## DATA FOR REVIEW:
--- START ---
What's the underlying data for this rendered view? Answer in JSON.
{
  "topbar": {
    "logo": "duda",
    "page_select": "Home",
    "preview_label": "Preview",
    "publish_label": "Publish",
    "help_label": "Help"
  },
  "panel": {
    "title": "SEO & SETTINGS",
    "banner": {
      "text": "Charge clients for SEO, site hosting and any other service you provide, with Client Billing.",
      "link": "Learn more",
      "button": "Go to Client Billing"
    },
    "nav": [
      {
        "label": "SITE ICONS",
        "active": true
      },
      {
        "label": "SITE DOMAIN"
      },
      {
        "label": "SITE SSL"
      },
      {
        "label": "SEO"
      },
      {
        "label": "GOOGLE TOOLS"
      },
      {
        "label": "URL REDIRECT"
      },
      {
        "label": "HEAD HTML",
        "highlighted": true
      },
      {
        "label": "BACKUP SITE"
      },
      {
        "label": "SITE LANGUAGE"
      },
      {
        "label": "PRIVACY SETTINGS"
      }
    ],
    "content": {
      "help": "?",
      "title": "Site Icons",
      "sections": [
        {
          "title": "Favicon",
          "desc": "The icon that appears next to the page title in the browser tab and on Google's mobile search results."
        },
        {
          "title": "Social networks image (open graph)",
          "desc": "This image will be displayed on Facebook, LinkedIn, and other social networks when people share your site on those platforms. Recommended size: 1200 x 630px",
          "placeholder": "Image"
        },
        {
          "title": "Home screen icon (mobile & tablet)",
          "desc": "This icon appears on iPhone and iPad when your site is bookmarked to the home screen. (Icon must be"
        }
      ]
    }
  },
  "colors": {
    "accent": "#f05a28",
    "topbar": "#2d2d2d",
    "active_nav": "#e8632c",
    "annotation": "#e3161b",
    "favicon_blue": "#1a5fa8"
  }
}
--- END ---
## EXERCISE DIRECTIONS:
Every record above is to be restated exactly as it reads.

## COMPLETED EXERCISE:
What's the underlying data for this rendered view? Answer in JSON.
{
  "topbar": {
    "logo": "duda",
    "page_select": "Home",
    "preview_label": "Preview",
    "publish_label": "Publish",
    "help_label": "Help"
  },
  "panel": {
    "title": "SEO & SETTINGS",
    "banner": {
      "text": "Charge clients for SEO, site hosting and any other service you provide, with Client Billing.",
      "link": "Learn more",
      "button": "Go to Client Billing"
    },
    "nav": [
      {
        "label": "SITE ICONS",
        "active": true
      },
      {
        "label": "SITE DOMAIN"
      },
      {
        "label": "SITE SSL"
      },
      {
        "label": "SEO"
      },
      {
        "label": "GOOGLE TOOLS"
      },
      {
        "label": "URL REDIRECT"
      },
      {
        "label": "HEAD HTML",
        "highlighted": true
      },
      {
        "label": "BACKUP SITE"
      },
      {
        "label": "SITE LANGUAGE"
      },
      {
        "label": "PRIVACY SETTINGS"
      }
    ],
    "content": {
      "help": "?",
      "title": "Site Icons",
      "sections": [
        {
          "title": "Favicon",
          "desc": "The icon that appears next to the page title in the browser tab and on Google's mobile search results."
        },
        {
          "title": "Social networks image (open graph)",
          "desc": "This image will be displayed on Facebook, LinkedIn, and other social networks when people share your site on those platforms. Recommended size: 1200 x 630px",
          "placeholder": "Image"
        },
        {
          "title": "Home screen icon (mobile & tablet)",
          "desc": "This icon appears on iPhone and iPad when your site is bookmarked to the home screen. (Icon must be"
        }
      ]
    }
  },
  "colors": {
    "accent": "#f05a28",
    "topbar": "#2d2d2d",
    "active_nav": "#e8632c",
    "annotation": "#e3161b",
    "favicon_blue": "#1a5fa8"
  }
}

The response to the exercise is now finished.